| The task |
Among the entries below, please show each line that carries the word "user".

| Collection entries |
--- START ---
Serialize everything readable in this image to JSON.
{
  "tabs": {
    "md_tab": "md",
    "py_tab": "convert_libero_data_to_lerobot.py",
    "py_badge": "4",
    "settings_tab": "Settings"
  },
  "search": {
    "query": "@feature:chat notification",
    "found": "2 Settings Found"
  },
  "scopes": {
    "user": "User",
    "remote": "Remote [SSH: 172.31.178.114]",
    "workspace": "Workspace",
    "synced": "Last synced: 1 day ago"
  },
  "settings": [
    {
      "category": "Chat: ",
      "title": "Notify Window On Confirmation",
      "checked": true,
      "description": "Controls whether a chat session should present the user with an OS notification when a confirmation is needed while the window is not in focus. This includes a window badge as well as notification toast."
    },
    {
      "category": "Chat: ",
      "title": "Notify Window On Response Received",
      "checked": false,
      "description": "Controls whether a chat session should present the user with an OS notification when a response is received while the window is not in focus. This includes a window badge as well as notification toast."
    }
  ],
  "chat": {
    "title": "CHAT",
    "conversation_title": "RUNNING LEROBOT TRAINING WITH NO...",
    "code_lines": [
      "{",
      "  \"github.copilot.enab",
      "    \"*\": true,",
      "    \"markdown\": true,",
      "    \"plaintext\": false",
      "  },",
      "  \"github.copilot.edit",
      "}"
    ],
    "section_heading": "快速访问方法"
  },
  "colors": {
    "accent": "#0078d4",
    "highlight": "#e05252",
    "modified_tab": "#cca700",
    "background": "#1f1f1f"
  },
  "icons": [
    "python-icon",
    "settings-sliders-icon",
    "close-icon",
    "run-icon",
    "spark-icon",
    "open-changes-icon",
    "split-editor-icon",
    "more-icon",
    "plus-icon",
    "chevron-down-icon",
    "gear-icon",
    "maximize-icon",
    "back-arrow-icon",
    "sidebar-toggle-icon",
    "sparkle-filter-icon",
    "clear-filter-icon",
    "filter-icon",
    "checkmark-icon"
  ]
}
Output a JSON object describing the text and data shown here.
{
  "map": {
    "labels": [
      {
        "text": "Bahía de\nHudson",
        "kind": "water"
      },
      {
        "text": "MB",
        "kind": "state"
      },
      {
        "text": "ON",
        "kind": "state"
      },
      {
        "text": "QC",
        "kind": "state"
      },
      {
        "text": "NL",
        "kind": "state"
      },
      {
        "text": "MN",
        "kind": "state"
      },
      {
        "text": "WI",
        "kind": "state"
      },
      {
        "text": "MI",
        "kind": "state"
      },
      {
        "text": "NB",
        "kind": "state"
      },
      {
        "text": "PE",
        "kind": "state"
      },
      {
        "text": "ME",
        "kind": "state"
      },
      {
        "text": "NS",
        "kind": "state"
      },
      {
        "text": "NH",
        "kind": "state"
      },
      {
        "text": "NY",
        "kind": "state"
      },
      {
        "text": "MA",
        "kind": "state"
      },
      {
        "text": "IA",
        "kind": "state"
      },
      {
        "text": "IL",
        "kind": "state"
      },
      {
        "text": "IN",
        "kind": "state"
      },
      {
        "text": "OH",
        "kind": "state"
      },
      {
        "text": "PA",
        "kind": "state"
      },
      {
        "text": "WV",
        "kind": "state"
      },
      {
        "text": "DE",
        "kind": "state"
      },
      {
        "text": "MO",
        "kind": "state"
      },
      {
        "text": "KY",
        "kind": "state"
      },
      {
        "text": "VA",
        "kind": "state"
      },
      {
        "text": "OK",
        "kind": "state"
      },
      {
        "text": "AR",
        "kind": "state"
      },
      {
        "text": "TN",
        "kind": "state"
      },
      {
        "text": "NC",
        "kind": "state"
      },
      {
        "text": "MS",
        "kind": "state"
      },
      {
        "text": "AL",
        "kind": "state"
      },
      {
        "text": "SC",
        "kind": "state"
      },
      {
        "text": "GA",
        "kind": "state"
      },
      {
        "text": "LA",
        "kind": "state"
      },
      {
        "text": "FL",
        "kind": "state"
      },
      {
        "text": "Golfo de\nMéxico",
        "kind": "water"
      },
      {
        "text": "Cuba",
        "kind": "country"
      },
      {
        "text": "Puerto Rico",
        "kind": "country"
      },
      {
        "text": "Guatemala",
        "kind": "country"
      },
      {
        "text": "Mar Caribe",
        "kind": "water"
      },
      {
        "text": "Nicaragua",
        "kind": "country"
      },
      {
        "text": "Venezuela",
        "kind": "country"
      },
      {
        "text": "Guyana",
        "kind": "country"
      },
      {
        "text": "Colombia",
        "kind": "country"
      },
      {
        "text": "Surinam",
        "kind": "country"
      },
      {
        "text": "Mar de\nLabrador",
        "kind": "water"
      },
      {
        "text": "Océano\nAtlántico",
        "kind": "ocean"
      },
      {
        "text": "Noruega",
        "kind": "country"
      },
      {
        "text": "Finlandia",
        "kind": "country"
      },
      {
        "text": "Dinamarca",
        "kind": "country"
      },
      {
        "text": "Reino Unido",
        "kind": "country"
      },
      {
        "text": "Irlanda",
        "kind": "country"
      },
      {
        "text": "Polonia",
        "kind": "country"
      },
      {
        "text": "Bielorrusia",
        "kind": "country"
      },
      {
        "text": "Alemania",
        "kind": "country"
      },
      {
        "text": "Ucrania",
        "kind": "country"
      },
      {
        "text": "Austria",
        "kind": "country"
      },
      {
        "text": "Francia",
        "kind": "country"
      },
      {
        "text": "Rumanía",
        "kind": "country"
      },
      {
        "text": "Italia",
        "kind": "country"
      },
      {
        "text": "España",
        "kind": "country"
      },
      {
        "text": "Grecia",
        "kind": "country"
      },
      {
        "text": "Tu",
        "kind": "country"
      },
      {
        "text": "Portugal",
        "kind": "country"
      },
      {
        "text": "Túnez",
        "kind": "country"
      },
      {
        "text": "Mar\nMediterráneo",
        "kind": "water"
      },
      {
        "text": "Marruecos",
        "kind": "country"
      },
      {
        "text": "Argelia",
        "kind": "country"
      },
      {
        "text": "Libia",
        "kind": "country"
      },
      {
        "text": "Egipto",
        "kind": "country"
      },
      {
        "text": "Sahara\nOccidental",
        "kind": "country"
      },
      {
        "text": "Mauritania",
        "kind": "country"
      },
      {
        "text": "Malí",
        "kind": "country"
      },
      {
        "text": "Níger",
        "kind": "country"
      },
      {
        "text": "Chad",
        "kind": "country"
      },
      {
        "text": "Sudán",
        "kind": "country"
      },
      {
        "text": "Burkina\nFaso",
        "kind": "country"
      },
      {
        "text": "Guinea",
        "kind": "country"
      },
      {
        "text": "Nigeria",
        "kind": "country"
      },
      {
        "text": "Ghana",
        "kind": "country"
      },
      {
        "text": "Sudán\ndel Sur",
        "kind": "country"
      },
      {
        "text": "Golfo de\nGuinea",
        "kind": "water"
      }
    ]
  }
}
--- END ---
| Completed task |
    "user": "User",
      "description": "Controls whether a chat session should present the user with an OS notification when a confirmation is needed while the window is not in focus. This includes a window badge as well as notification toast."
      "description": "Controls whether a chat session should present the user with an OS notification when a response is received while the window is not in focus. This includes a window badge as well as notification toast."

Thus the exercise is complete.